Brussels, 04 Oct 2006
The EU funded 'enabling Grids for e-science' (EGEE) project is processing more than 30,000 computing jobs a day - over a million a month - making it the world's largest scientific grid infrastructure. Launched in 2004, the EGEE infrastructure involves 91 institutional partners in 32 countries across Europe, Asia, and USA, and is linked by Europe's GEANT2 high-speed communications network and similar networks around the world.
Computing tasks are carried out by scientists from diverse fields of research, and range from simulations of molecular docking for neglected diseases to geophysical analysis of oil and gas fields. Clusters of hundreds and even thousands of computers are put to work to perform calculations, using in total over 25,000 central processor units (CPUs) and several million gigabytes of data storage in disk and tape facilities.

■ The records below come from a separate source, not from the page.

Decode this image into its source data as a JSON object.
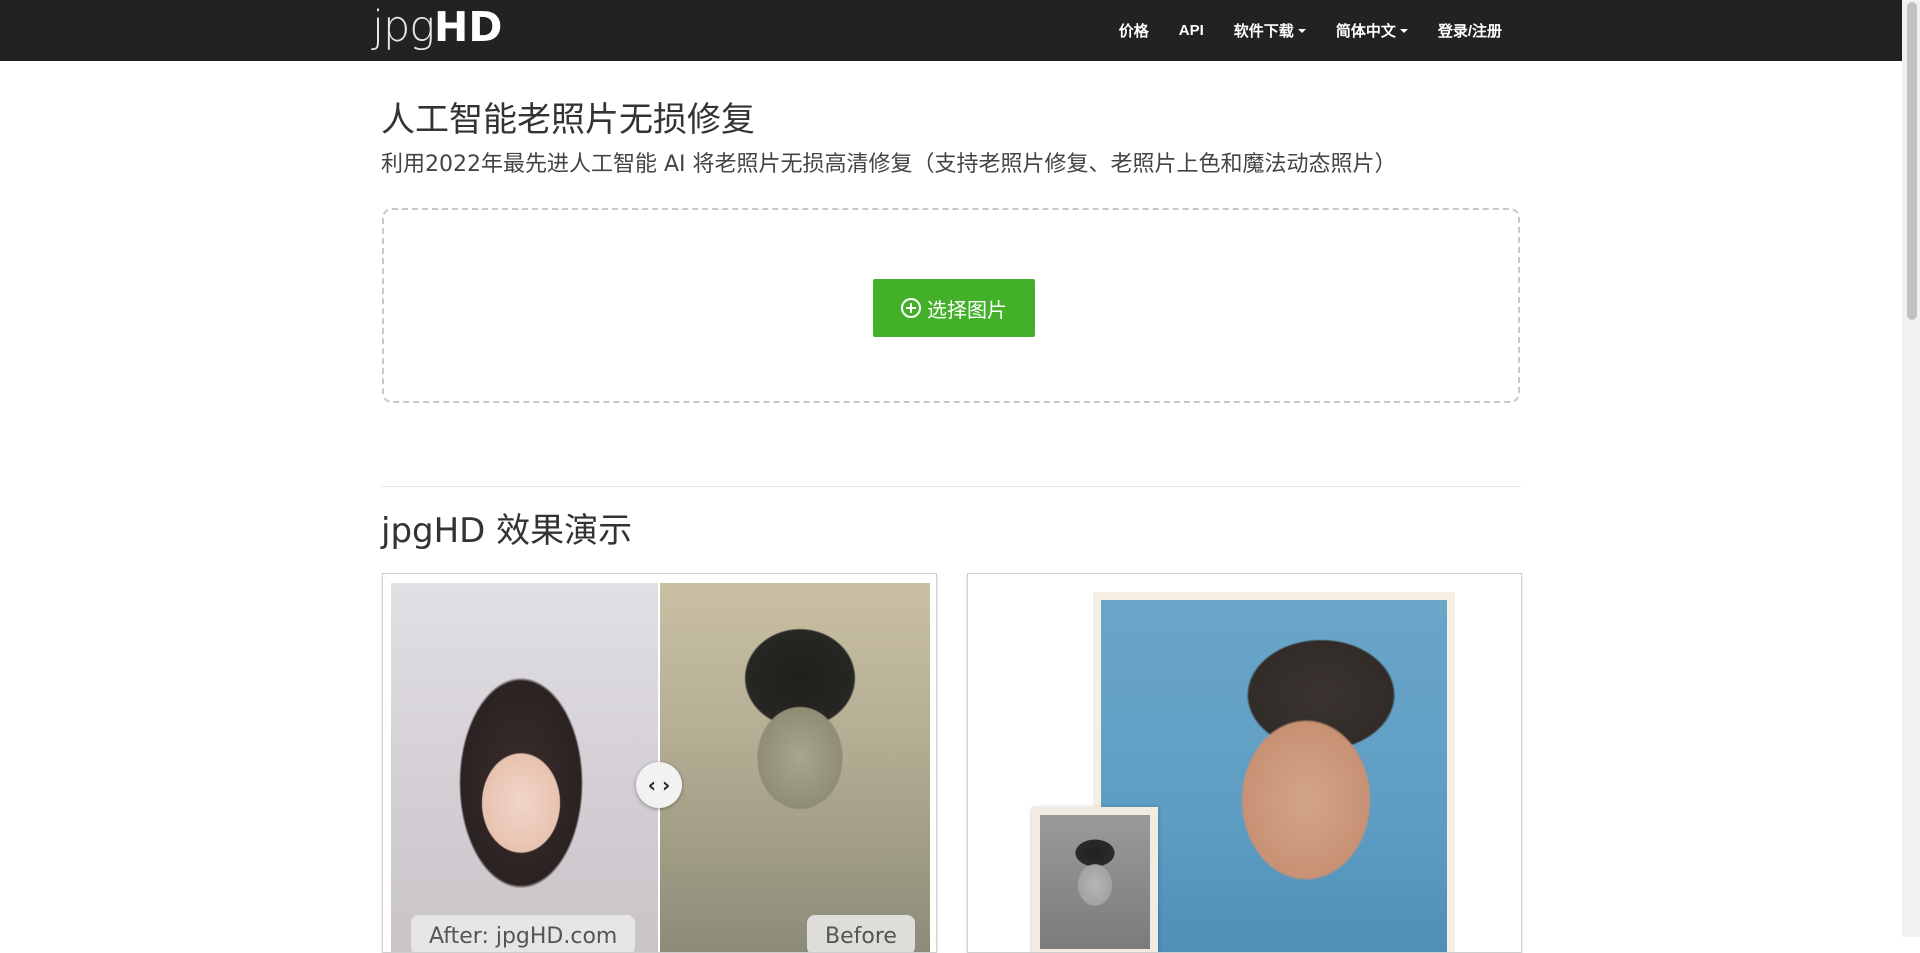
{
  "navbar": {
    "logo_light": "jpg",
    "logo_bold": "HD",
    "items": [
      {
        "label": "价格",
        "has_caret": false
      },
      {
        "label": "API",
        "has_caret": false
      },
      {
        "label": "软件下载",
        "has_caret": true
      },
      {
        "label": "简体中文",
        "has_caret": true
      },
      {
        "label": "登录/注册",
        "has_caret": false
      }
    ]
  },
  "hero": {
    "title": "人工智能老照片无损修复",
    "subtitle": "利用2022年最先进人工智能 AI 将老照片无损高清修复（支持老照片修复、老照片上色和魔法动态照片）",
    "upload_button": "选择图片"
  },
  "demo": {
    "title": "jpgHD 效果演示",
    "left_card": {
      "label_after": "After: jpgHD.com",
      "label_before": "Before",
      "handle_left": "‹",
      "handle_right": "›"
    }
  },
  "colors": {
    "navbar_bg": "#222222",
    "upload_button_bg": "#43b02a"
  }
}
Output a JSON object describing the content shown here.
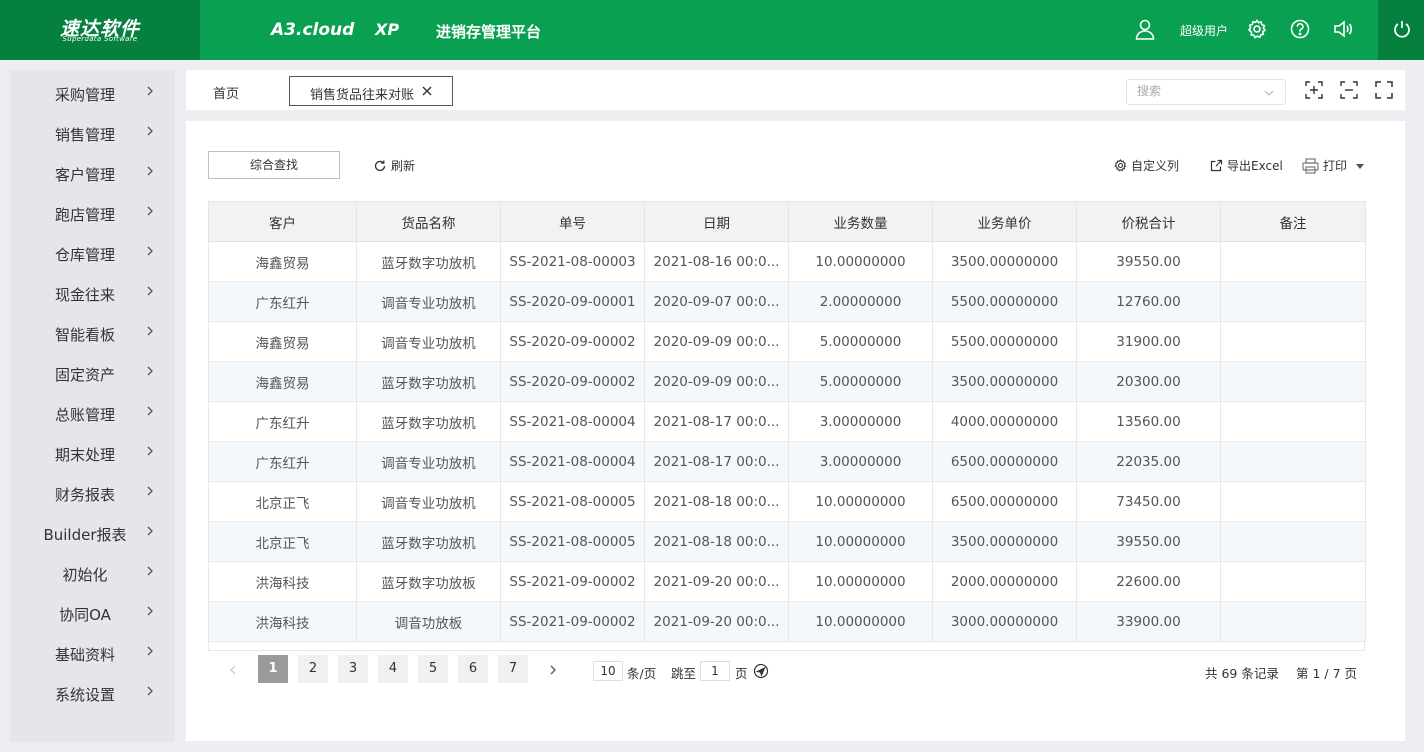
{
  "header": {
    "logo_main": "速达软件",
    "logo_sub": "Superdata Software",
    "nav": [
      "A3.cloud",
      "XP",
      "进销存管理平台"
    ],
    "user_label": "超级用户",
    "icons": [
      "user-icon",
      "gear-icon",
      "help-icon",
      "speaker-icon",
      "power-icon"
    ]
  },
  "sidebar": {
    "items": [
      "采购管理",
      "销售管理",
      "客户管理",
      "跑店管理",
      "仓库管理",
      "现金往来",
      "智能看板",
      "固定资产",
      "总账管理",
      "期末处理",
      "财务报表",
      "Builder报表",
      "初始化",
      "协同OA",
      "基础资料",
      "系统设置"
    ]
  },
  "tabs": {
    "home": "首页",
    "active": "销售货品往来对账",
    "search_placeholder": "搜索"
  },
  "toolbar": {
    "search_button": "综合查找",
    "refresh": "刷新",
    "custom_columns": "自定义列",
    "export": "导出Excel",
    "print": "打印"
  },
  "table": {
    "columns": [
      "客户",
      "货品名称",
      "单号",
      "日期",
      "业务数量",
      "业务单价",
      "价税合计",
      "备注"
    ],
    "rows": [
      [
        "海鑫贸易",
        "蓝牙数字功放机",
        "SS-2021-08-00003",
        "2021-08-16 00:0...",
        "10.00000000",
        "3500.00000000",
        "39550.00",
        ""
      ],
      [
        "广东红升",
        "调音专业功放机",
        "SS-2020-09-00001",
        "2020-09-07 00:0...",
        "2.00000000",
        "5500.00000000",
        "12760.00",
        ""
      ],
      [
        "海鑫贸易",
        "调音专业功放机",
        "SS-2020-09-00002",
        "2020-09-09 00:0...",
        "5.00000000",
        "5500.00000000",
        "31900.00",
        ""
      ],
      [
        "海鑫贸易",
        "蓝牙数字功放机",
        "SS-2020-09-00002",
        "2020-09-09 00:0...",
        "5.00000000",
        "3500.00000000",
        "20300.00",
        ""
      ],
      [
        "广东红升",
        "蓝牙数字功放机",
        "SS-2021-08-00004",
        "2021-08-17 00:0...",
        "3.00000000",
        "4000.00000000",
        "13560.00",
        ""
      ],
      [
        "广东红升",
        "调音专业功放机",
        "SS-2021-08-00004",
        "2021-08-17 00:0...",
        "3.00000000",
        "6500.00000000",
        "22035.00",
        ""
      ],
      [
        "北京正飞",
        "调音专业功放机",
        "SS-2021-08-00005",
        "2021-08-18 00:0...",
        "10.00000000",
        "6500.00000000",
        "73450.00",
        ""
      ],
      [
        "北京正飞",
        "蓝牙数字功放机",
        "SS-2021-08-00005",
        "2021-08-18 00:0...",
        "10.00000000",
        "3500.00000000",
        "39550.00",
        ""
      ],
      [
        "洪海科技",
        "蓝牙数字功放板",
        "SS-2021-09-00002",
        "2021-09-20 00:0...",
        "10.00000000",
        "2000.00000000",
        "22600.00",
        ""
      ],
      [
        "洪海科技",
        "调音功放板",
        "SS-2021-09-00002",
        "2021-09-20 00:0...",
        "10.00000000",
        "3000.00000000",
        "33900.00",
        ""
      ]
    ]
  },
  "pager": {
    "pages": [
      "1",
      "2",
      "3",
      "4",
      "5",
      "6",
      "7"
    ],
    "current": "1",
    "page_size": "10",
    "per_page_label": "条/页",
    "jump_label": "跳至",
    "jump_value": "1",
    "page_suffix": "页",
    "total_text": "共 69 条记录",
    "page_info": "第 1 / 7 页"
  },
  "colors": {
    "header_green": "#0aa052",
    "header_dark_green": "#06803f",
    "sidebar_bg": "#e4e6e9",
    "row_alt": "#f3f8fc",
    "page_active": "#9a9a9a"
  }
}
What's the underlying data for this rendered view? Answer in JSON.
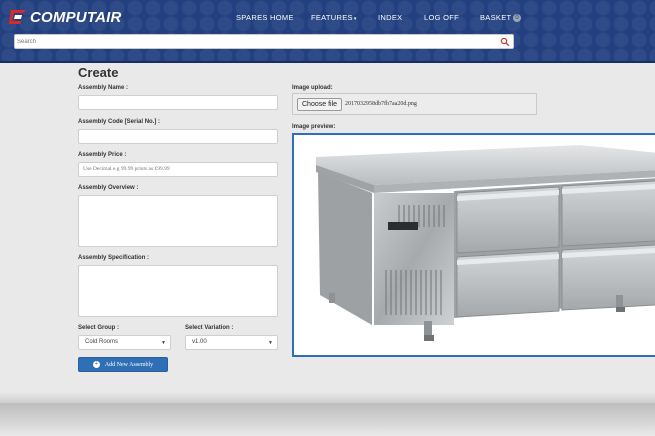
{
  "brand": {
    "name": "COMPUTAIR",
    "accent": "#e02828",
    "header_color": "#22407f"
  },
  "nav": {
    "spares_home": "SPARES HOME",
    "features": "FEATURES",
    "features_caret": "▾",
    "index": "INDEX",
    "log_off": "LOG OFF",
    "basket": "BASKET",
    "basket_count": "0"
  },
  "search": {
    "placeholder": "Search",
    "icon": "search-icon"
  },
  "page": {
    "title": "Create"
  },
  "form": {
    "assembly_name_label": "Assembly Name :",
    "assembly_name_value": "",
    "assembly_code_label": "Assembly Code [Serial No.] :",
    "assembly_code_value": "",
    "assembly_price_label": "Assembly Price :",
    "assembly_price_placeholder": "Use Decimal e.g 99.99 prints as £99.99",
    "assembly_overview_label": "Assembly Overview :",
    "assembly_overview_value": "",
    "assembly_spec_label": "Assembly Specification :",
    "assembly_spec_value": "",
    "group_label": "Select Group :",
    "group_value": "Cold Rooms",
    "variation_label": "Select Variation :",
    "variation_value": "v1.00",
    "add_button": "Add New Assembly"
  },
  "upload": {
    "label": "Image upload:",
    "choose_button": "Choose file",
    "file_name": "2017032958db7fb7aa20d.png",
    "preview_label": "Image preview:"
  }
}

The EGEE has recently been made interoperable with other national and international science grids like the Open Science Grid in the US ands NAREGI in Japan. The project partners say that this latest development is in keeping with the original vision to establish a common Grid infrastructure for computer sharing similar to what the World Wide Web did for information sharing.
In addition to scientific applications, the EGEE team is also seeking
to extend the infrastructure's services to industry. So far three
companies have signed up as the first EGEE Business Associates (EBAs) to
work with the project to make the distributed computing infrastructure of
the Grid more user-friendly, effective and secure in an industrial
context. 'EGEE is now in a position that it has much to offer to
business,' says Project Director Dr Bob Jones. 'The EBA programme is an
important component in our strategy for the take-up of our work by
business and industry, providing a framework in which companies can
confidently move ahead with the adoption of Grid technologies.'Further